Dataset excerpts
_ _ _ _ _
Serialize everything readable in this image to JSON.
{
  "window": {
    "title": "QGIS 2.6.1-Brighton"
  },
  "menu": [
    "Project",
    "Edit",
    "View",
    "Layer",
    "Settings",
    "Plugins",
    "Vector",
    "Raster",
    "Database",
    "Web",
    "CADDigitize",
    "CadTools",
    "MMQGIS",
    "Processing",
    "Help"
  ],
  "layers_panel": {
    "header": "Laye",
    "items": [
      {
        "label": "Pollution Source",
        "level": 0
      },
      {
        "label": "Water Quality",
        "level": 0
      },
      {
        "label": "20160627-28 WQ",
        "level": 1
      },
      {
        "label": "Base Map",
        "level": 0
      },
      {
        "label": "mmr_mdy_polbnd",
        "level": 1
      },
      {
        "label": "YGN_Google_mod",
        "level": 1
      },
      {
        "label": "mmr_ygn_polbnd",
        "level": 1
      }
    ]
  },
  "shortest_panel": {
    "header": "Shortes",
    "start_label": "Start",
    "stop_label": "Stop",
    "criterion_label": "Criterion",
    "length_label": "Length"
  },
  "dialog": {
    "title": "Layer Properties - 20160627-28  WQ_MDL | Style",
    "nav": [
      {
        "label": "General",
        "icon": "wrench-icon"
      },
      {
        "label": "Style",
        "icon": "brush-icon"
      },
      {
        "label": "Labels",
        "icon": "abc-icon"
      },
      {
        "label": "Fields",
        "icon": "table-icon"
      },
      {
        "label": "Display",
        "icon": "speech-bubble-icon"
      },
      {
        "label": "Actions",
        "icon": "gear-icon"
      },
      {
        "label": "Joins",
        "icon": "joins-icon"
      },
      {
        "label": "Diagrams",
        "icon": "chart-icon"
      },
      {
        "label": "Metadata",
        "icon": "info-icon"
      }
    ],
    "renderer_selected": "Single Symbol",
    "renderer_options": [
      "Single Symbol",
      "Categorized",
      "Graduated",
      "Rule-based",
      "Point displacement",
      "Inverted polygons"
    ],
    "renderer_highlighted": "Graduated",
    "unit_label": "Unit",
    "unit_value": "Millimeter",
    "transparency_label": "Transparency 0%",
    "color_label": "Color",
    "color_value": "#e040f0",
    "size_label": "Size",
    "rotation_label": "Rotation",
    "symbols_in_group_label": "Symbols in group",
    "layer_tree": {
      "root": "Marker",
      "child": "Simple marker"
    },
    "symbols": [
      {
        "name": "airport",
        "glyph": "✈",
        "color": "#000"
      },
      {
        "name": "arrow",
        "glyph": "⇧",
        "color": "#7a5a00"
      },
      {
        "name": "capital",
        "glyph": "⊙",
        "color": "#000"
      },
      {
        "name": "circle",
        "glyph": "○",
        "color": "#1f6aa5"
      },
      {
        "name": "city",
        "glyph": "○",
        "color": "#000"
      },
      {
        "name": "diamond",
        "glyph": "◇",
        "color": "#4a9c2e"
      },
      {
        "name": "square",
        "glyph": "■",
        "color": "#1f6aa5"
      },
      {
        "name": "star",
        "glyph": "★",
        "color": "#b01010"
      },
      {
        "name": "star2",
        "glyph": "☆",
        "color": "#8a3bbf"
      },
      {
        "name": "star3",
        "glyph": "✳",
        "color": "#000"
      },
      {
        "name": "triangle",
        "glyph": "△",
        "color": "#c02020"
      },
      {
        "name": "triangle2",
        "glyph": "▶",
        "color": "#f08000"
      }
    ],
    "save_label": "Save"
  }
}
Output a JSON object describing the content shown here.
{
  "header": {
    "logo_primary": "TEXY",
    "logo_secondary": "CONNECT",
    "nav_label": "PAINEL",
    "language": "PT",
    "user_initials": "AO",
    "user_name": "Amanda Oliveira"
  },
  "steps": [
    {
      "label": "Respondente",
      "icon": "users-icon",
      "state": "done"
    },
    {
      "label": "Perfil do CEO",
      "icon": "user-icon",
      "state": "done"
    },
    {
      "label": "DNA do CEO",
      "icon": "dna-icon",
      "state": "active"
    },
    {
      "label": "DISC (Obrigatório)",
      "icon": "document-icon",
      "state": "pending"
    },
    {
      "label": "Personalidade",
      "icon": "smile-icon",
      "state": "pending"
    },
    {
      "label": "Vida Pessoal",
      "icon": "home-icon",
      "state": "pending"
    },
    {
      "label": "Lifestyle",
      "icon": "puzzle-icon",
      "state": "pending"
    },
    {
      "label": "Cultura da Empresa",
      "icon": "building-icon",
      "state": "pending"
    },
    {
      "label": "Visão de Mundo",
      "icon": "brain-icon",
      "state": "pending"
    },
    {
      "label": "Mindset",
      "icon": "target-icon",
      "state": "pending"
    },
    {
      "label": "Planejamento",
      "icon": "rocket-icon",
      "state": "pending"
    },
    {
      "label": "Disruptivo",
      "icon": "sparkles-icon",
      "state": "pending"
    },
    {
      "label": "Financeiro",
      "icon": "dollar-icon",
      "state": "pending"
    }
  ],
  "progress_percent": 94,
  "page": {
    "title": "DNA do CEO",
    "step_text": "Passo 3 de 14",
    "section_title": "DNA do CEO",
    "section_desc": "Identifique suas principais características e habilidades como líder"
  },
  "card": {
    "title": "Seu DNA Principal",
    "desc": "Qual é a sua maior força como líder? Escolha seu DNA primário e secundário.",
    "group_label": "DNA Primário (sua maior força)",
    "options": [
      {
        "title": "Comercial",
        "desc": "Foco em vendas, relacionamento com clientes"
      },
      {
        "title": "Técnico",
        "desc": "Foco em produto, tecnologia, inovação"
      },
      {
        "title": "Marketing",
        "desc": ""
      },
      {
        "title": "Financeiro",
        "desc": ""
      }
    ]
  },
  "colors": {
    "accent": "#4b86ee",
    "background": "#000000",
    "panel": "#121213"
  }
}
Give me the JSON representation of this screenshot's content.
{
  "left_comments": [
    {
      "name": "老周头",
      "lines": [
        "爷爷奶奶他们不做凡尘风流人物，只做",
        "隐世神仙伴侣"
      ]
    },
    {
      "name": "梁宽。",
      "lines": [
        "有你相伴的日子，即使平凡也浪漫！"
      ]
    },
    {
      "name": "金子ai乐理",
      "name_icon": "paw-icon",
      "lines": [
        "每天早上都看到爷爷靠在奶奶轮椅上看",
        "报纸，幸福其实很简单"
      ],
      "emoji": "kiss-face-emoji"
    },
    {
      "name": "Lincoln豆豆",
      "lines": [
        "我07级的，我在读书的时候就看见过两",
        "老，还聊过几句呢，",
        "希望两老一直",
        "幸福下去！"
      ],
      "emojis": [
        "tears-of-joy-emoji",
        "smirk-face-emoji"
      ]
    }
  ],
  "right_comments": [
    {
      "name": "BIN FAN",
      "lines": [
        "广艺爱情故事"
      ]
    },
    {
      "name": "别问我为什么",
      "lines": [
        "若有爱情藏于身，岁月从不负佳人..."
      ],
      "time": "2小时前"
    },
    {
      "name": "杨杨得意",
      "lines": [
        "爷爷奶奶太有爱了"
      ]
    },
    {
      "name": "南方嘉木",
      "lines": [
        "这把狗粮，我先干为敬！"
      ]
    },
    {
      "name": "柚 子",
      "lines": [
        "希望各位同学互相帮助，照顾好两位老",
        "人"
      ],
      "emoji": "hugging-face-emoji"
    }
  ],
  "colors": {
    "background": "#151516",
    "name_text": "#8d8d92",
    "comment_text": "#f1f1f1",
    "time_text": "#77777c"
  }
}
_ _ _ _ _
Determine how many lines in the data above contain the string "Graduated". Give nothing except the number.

Completed exercise »
2